The Issue With German Online Gambling
Europe has been a place in general known for regulating the online gambling industry on a country-by-country basis. While that’s been great for most players, and the coffers of most of those countries, not every area has had the same luck.
This applies to Germany, which has still yet to regulate any type of online gambling on a national level.
While they’re missing out on revenue and trying to prevent players from doing something that they’re simply going to do anyway, an announcement has come out that PayPal will no longer be processing payments for online gambling in the country.
This policy change will kick in starting in October 2019, and it’s yet another negative consequence for players as German politicians refuse to do what needs to be done to protect players in a real way instead of paying lip service to the concept.
The Schleswig-Holstein Situation
Schleswig-Holstein is the only state in Germany that has licensed the online casino industry. They have outwardly put forward statements to remind companies not to market to people from other German states because the industry is not regulated anywhere else in the country. There are some indications that these types of warnings could have led to PayPal’s upcoming policy change about processing German payments.
Lower Saxony is another state in Germany, and they were very open about how they had warned an “unidentified” major payment processor of the same. This is presumed to be PayPal.
There’s no official recognition that this was the case, but unless we’re missing something major here, it seems pretty obvious what happened.
Sports Betting Regulation

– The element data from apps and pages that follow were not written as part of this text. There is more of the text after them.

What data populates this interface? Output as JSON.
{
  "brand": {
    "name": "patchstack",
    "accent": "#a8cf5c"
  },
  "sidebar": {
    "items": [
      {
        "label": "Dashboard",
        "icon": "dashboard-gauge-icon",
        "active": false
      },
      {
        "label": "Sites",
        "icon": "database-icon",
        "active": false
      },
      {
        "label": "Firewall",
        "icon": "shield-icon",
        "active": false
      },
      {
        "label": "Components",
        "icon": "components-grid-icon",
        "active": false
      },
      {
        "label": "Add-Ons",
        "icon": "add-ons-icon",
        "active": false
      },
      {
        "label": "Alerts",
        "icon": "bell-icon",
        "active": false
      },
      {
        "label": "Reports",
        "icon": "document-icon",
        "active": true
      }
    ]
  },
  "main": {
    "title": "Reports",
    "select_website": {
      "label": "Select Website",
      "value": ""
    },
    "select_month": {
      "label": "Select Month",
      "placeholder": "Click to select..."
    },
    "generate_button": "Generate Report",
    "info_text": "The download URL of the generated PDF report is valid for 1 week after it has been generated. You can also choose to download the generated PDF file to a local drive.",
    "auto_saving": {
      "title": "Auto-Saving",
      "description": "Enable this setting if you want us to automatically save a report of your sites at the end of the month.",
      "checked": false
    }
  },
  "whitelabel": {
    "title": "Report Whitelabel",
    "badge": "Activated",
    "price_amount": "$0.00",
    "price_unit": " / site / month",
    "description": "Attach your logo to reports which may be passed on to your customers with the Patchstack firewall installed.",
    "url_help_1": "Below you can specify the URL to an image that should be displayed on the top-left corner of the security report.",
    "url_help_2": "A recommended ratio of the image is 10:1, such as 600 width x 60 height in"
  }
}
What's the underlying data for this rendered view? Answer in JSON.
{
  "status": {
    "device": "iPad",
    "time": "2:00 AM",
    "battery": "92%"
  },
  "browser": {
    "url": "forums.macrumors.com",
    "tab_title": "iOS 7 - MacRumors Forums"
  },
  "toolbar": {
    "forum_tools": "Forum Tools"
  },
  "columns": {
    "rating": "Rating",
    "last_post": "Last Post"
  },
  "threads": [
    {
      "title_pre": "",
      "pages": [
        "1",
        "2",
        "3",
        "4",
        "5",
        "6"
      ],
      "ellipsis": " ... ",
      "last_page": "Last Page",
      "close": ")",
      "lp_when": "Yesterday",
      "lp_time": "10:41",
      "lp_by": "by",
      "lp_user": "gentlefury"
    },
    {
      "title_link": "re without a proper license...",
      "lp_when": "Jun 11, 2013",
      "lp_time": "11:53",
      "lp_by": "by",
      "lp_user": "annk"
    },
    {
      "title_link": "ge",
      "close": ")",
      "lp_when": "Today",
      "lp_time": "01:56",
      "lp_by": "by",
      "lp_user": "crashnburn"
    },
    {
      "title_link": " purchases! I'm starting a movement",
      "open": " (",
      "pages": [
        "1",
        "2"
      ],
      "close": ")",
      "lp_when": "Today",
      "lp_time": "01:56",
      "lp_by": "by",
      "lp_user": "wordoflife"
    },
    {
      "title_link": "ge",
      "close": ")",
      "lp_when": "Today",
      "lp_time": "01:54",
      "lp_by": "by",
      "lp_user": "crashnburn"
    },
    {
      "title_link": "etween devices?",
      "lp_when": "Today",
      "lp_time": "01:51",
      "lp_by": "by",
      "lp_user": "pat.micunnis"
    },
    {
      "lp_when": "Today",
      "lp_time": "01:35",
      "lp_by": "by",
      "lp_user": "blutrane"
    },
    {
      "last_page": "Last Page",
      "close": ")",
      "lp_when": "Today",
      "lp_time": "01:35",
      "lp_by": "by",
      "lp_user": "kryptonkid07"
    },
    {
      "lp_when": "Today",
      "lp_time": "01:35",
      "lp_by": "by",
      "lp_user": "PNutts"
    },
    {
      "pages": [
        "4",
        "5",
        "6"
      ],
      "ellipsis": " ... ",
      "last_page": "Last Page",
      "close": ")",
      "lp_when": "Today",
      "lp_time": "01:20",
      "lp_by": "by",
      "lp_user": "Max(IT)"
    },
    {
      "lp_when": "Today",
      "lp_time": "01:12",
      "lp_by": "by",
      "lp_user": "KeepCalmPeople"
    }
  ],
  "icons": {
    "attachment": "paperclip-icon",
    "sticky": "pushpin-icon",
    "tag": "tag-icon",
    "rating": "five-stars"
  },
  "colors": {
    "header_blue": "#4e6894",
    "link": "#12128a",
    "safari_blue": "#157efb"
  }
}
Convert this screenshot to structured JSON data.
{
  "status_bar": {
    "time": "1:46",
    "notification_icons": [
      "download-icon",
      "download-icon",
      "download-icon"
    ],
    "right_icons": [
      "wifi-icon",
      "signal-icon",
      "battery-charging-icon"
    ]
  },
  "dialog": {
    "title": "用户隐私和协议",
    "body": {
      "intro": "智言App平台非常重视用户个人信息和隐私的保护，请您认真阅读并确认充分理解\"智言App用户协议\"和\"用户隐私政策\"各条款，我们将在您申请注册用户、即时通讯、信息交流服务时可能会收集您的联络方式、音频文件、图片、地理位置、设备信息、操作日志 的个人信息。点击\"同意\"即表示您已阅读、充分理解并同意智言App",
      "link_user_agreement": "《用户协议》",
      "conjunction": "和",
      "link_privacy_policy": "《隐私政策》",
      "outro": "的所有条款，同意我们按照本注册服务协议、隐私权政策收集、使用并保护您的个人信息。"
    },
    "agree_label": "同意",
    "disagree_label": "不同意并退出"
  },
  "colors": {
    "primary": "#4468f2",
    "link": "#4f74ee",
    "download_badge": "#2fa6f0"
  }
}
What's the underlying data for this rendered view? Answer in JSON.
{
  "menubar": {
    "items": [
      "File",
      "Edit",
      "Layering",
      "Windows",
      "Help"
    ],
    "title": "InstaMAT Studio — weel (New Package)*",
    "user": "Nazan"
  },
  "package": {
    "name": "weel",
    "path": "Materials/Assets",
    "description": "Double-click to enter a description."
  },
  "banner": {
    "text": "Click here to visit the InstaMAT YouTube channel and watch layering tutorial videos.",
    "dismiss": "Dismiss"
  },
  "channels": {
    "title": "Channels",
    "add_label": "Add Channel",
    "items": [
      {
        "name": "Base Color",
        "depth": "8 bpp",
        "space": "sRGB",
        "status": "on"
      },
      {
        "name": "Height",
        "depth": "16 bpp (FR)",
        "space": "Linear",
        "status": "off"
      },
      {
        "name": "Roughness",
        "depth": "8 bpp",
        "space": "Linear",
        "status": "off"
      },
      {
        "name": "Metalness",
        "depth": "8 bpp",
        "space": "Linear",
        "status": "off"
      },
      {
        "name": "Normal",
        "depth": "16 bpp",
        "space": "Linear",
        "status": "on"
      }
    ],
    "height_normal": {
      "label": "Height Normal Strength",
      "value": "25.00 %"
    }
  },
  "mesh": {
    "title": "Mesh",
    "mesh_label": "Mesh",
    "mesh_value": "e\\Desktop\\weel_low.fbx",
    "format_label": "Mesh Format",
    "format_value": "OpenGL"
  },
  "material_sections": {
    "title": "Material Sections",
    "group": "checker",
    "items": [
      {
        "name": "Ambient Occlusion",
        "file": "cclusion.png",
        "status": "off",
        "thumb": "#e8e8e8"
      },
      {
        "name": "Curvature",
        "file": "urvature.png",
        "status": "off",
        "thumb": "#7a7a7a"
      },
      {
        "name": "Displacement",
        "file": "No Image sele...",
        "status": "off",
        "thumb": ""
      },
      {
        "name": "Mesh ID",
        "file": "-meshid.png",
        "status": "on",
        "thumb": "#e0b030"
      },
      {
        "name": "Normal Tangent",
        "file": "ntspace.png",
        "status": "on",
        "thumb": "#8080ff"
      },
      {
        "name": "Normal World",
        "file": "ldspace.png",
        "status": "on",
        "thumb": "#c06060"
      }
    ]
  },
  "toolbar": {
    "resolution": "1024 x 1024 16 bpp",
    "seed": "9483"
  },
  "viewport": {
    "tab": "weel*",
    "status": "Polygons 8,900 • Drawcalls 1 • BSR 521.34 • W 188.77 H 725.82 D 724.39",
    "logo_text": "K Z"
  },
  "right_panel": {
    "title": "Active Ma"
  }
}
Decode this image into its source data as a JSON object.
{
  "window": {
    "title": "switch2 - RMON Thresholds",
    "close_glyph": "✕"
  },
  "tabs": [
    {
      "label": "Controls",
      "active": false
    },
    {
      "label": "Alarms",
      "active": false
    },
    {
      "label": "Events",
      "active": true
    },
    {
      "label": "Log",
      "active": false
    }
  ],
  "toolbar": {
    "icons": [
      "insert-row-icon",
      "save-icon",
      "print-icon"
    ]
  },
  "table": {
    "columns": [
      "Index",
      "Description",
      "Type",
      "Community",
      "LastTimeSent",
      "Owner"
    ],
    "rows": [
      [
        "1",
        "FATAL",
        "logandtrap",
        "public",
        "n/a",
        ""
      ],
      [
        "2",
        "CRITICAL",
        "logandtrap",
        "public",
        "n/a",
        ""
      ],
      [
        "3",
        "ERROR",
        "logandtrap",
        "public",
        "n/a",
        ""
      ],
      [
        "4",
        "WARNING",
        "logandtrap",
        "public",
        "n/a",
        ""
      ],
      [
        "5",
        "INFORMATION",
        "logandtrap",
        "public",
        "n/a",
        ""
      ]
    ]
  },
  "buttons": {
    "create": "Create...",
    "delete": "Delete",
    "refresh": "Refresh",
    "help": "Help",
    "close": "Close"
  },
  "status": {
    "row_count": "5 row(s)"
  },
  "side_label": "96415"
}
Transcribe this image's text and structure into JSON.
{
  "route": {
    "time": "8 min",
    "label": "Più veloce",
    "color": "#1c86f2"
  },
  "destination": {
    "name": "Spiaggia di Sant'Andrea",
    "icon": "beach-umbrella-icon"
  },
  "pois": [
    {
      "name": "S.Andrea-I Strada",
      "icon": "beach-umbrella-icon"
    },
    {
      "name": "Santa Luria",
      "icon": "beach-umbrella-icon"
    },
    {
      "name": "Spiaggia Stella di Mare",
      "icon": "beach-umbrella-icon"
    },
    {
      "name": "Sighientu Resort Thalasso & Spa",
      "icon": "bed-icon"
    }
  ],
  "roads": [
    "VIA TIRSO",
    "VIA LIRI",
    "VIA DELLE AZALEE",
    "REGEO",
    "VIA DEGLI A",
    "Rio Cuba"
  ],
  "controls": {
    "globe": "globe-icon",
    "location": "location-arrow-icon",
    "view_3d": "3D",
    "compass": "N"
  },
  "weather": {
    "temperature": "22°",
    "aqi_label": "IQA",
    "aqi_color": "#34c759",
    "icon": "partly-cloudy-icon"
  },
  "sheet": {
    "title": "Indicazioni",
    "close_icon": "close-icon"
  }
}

Something interesting that’s happening right now is that there are 16 total German states looking to offer online sports betting licenses between now and January 2020, but there’s something interesting in the terms and conditions companies must abide by if they want in on the action: They can’t have any ties to online casinos that accept German players.
To say that this is an interesting development is a bit of an understatement. What’s more is that there was an official session this month where hopeful operators were given information on the upcoming licensing rules and guidelines, and those rules were seen as being a bit unrealistic:
- A 5 percent tax on all gambling turnover (revenue), which is seen as particularly high.
- An enforced spending limit of €1,000 per player per month, which is generally seen as being entirely too low.
- The above mentioned severing of ties to online casino operations that accept German players in the general sense.
All of this is on top of the other regulatory guidelines they’ll have to follow like making sure that they do not accept any players on a registry of players who have self-excluded. They won’t even be able to advertise any of their online gambling operations on any level without being licensed along these lines, which makes sense.
What to Expect
We’re not sure how this is going to play out. These rules and guidelines that they’re putting on operators seems like a bit much to the point that it would be difficult for them to even be profitable in some cases. If they can’t be profitable, then they’re not going to operate there, which takes away the tax revenue that these German states could have had if they had more reasonable policies.
All of that aside, we’ll have to wait and see how things go. They’re looking at getting a countrywide agreement for online gambling by the middle of 2021, and this is a step in that direction.